Journalists at a news conference in the Pentagon on Oct. 23, 1962 listen as Defense Secretary Robert S. McNamara, (l.) orders all Navy and Marine Corps enlistments and duty tours be extended for up to one year to support the arms blockade of Cuba. AP
US Ambassador Adlai Stevenson addresses the UN Security Council on the Cuban Missile Crisis, during a session at the United Nations headquarters in New York, on October 23, 1962. AP
Fidel Castro shakes hands with interim UN Secretary U.Thant after a meeting on the missile crisis in Havana, 1962. Prensa Latina/Reuters
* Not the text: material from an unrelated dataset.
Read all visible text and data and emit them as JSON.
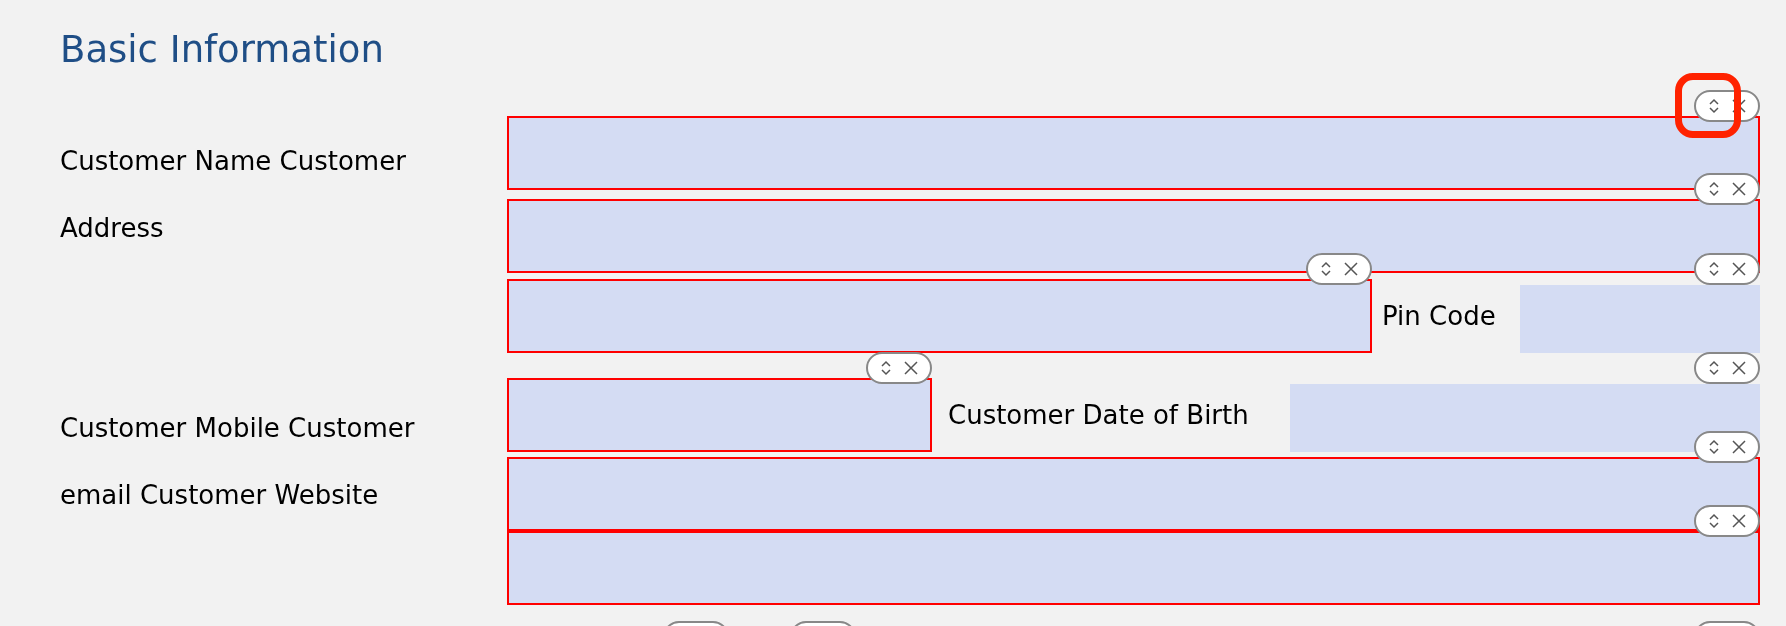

Secretary of Defense Dean Rusk wears an earphone as he addresses an emergency meeting of the Organization of American States, Oct. 23, 1962, in Washington. He appealed to the group to back President Kennedy's military quarantine of Cuba and said: 'We have incontrovertible evidence that medium and intermediate range missile bases are being constructed by the Soviet Union in Cuba.' He added that such 'offensive weapons can reach into the far corners of our hemisphere with destructive force.' William J. Smith/AP
US Ambassador Adlai Stevenson (far r.) describes aerial photographs of launching sites for intermediate range missiles in Cuba during an emergency session of the United Nations Security Council at UN Headquarters at the height of the Cuban Missile Crisis, Oct. 25, 1962. Israeli Prime Minister Benjamin Netanyahu's use of a cartoon-like drawing of a bomb to convey a message over Iran's disputed nuclear program this week, follows in a long and storied tradition of leaders and diplomats using props to make their points at the United Nations. AP
President John F. Kennedy poses in his White House office with Gen. David Shoup (l.) Marine Corps Commandant, and Adm. George Anderson, Chief of US Naval Operations, Oct. 29, 1962. The chiefs met with the president to review the present situation in Cuba and operation of the US naval blockade. William J. Smith/AP
The US destroyer Barry pulls alongside the Russian freighter Anosov in the Atlantic Ocean, November 10, 1962, to inspect cargo as a US patrol plane flies overhead. The Soviet ship presumably carries a cargo of missiles being withdrawn from Cuba. The interception took place about 780 miles northeast of Puerto Rico. AP
The Cold-War era Nike Missile Base is seen in Everglades National Park in this undated aerial view released to Reuters October 12, 2012. To mark the 50th anniversary of the Cuban missile crisis, Miami area high school students at the George T. Baker Aviation school are restoring one of the original Nike Hercules missiles once tipped with a nuclear warhead and aimed at Cuba. The missile will be displayed at the decommissioned Cold-War era Nike Missile Base in Everglades National Park. National Park Service/Reuters
A man with an official security pass gesticulated in a non-sensical fashion as dignitaries spoke to the crowd at Nelson Mandela's memorial service on Tuesday. As a result of the fake interpreter, the world's deaf and hearing impaired were excluded from the event.
A fake sign language interpreter took to the stage during a mass memorial for anti-apartheid leader Nelson Mandela, gesticulating gibberish before a global audience of millions and outraging deaf people across the world.